Two weeks after youthful exuberance cascaded through the Notre Dame locker room immediately following a win over state-rival Purdue, head coach Brian Kelly's Irish instead concluded their stay at MetLife Stadium with a subdued gathering in the wake of a 31-15 conquest of Syracuse.
Both victories were hard-fought, albeit not wildly impressive. Both included 16-point margins that kept Kelly's Irish undefeated, 4-0 through the opening month.
The reactions by players and the head coach were nonetheless disparate.
"You could tell in the locker room, there was not the normal chatter, excitement," said Brian Kelly. "They knew they did not play the kind of football necessary to win each and every week. This (type of) game will get you beat week in and week out.
"We made enough big plays to overcome it."
Big plays were the order of September for Kelly's offense. Quarterback Everett Golson dialed up a handful each week and Saturday night, Golson included a passing performance for the ages -- and almost the record books.
25 consecutive Golson throws landed safely into the hands of a waiting Irishman.
But therein lies the rub, as during the course of the evening, two others found only Orange, one ending with a trot into the wrong end zone. To exacerbate those errors, the player that Kelly critiqued for his ball security issues as recently as Thursday fumbled three possessions onto the MetLife turf, losing two to the 'Cuse.
Teams that commit five turnovers (sophomore RB Greg Bryant fumbled as well) and allow the opposing defense to score on them won't win many games, a reality not lost the team's post-game spokesmen.
"You don't want to ever give up a touchdown," said senior linebacker Joe Schmidt of a fourth quarter run by Orange quarterback Terrel Hunt. "I wish we could have that play back. You know, they get paid too. Hats off to Syracuse on that one, it was a good play."
Schmidt's unit limited one of the nation's most productive rushing offenses to date this fall to 93 yards on 29 carries. Hunt's score was the first against the Irish by an opposing runner in 2014. Forgive Schmidt if he failed to look at the bright side.
"At the end of the day I still think they did a good job against us," he said. "They had some good plays on stretch, I missed some tackles on that. We really need to get better for next week, but enjoy this win.
"You have to be happy, I guess. I'm hard on myself. I missed a couple tackles and I can't stand that."
Happy, but not satisfied.
Most didn't expect Notre Dame to rank as high as No. 8 in college football's (admittedly inconsequential) polls at September's end. They're a better team than projected by the majority, but it's likewise true that the four opponents they've faced to date have proven to be relatively easy outs.
In short: a win's a win, and four-out-of-four puts Notre Dame in the national conversation. It also offers Kelly an ideal teaching situation.
"I'm a much better teacher after a win," Kelly offered. "Certainly tonight our quarterback can learn from really having a great performance, too."
Golson's 25 consecutive strikes eclipsed the Notre Dame record by a whopping 11 completions.
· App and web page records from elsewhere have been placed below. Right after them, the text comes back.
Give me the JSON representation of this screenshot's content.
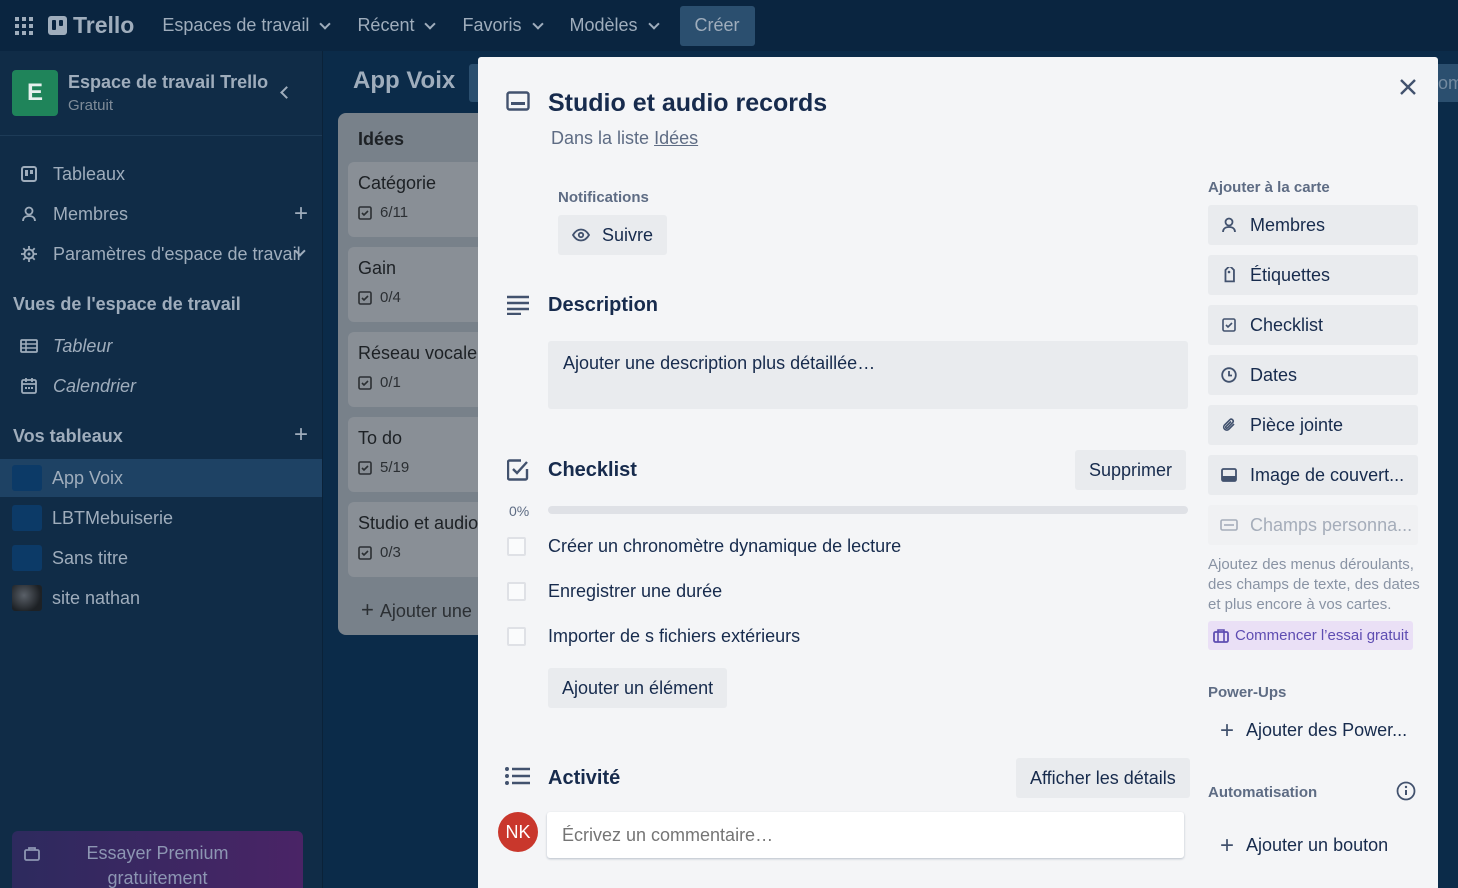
{
  "topbar": {
    "logo": "Trello",
    "nav": [
      {
        "label": "Espaces de travail"
      },
      {
        "label": "Récent"
      },
      {
        "label": "Favoris"
      },
      {
        "label": "Modèles"
      }
    ],
    "create": "Créer"
  },
  "sidebar": {
    "workspace_initial": "E",
    "workspace_name": "Espace de travail Trello",
    "workspace_plan": "Gratuit",
    "items": [
      {
        "label": "Tableaux",
        "icon": "board-icon"
      },
      {
        "label": "Membres",
        "icon": "person-icon"
      },
      {
        "label": "Paramètres d'espace de travail",
        "icon": "gear-icon"
      }
    ],
    "views_heading": "Vues de l'espace de travail",
    "views": [
      {
        "label": "Tableur",
        "icon": "table-icon"
      },
      {
        "label": "Calendrier",
        "icon": "calendar-icon"
      }
    ],
    "boards_heading": "Vos tableaux",
    "boards": [
      {
        "label": "App Voix",
        "color": "#0c3a67"
      },
      {
        "label": "LBTMebuiserie",
        "color": "#0c3a67"
      },
      {
        "label": "Sans titre",
        "color": "#0c3a67"
      },
      {
        "label": "site nathan",
        "color": "#1d2125"
      }
    ],
    "premium": "Essayer Premium gratuitement"
  },
  "board": {
    "title": "App Voix",
    "behind_text": "om",
    "list": {
      "title": "Idées",
      "cards": [
        {
          "title": "Catégorie",
          "badge": "6/11"
        },
        {
          "title": "Gain",
          "badge": "0/4"
        },
        {
          "title": "Réseau vocale",
          "badge": "0/1"
        },
        {
          "title": "To do",
          "badge": "5/19"
        },
        {
          "title": "Studio et audio",
          "badge": "0/3"
        }
      ],
      "add_label": "Ajouter une"
    }
  },
  "modal": {
    "title": "Studio et audio records",
    "in_list_prefix": "Dans la liste",
    "in_list_name": "Idées",
    "notifications_label": "Notifications",
    "follow_label": "Suivre",
    "description_title": "Description",
    "description_placeholder": "Ajouter une description plus détaillée…",
    "checklist_title": "Checklist",
    "checklist_delete": "Supprimer",
    "checklist_progress_label": "0%",
    "checklist_progress": 0,
    "checklist_items": [
      {
        "label": "Créer un chronomètre dynamique de lecture"
      },
      {
        "label": "Enregistrer une durée"
      },
      {
        "label": "Importer de s fichiers extérieurs"
      }
    ],
    "add_item": "Ajouter un élément",
    "activity_title": "Activité",
    "show_details": "Afficher les détails",
    "user_initials": "NK",
    "comment_placeholder": "Écrivez un commentaire…"
  },
  "card_sidebar": {
    "add_heading": "Ajouter à la carte",
    "buttons": [
      {
        "label": "Membres",
        "icon": "person-icon"
      },
      {
        "label": "Étiquettes",
        "icon": "tag-icon"
      },
      {
        "label": "Checklist",
        "icon": "checklist-icon"
      },
      {
        "label": "Dates",
        "icon": "clock-icon"
      },
      {
        "label": "Pièce jointe",
        "icon": "paperclip-icon"
      },
      {
        "label": "Image de couvert...",
        "icon": "cover-icon"
      },
      {
        "label": "Champs personna...",
        "icon": "custom-fields-icon"
      }
    ],
    "custom_fields_note": "Ajoutez des menus déroulants, des champs de texte, des dates et plus encore à vos cartes.",
    "trial": "Commencer l’essai gratuit",
    "powerups_heading": "Power-Ups",
    "add_powerups": "Ajouter des Power...",
    "automation_heading": "Automatisation",
    "add_button": "Ajouter un bouton"
  }
}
It ultimately fell one short of the FBS record in one game.
It was a performance less marred by his drive-killing turnovers than it was made notable by them. That is, how can a player responsible for five turnovers be far and away the contest's best performer, statistical and otherwise?
"I guess it was me kind of reverting back a little bit," said Golson. "Kind of to my younger days. I expect more out of myself."
He expects to be the best, and Golson could end the season not from from that lofty goal. Considering what he and the Irish have accomplished to date, it's clear expectations have changed in South Bend.
They're on the cusp of becoming contenders, and as such, expect to perform as such.
It's the welcomed price of success with one-third of the 2014 season gone by.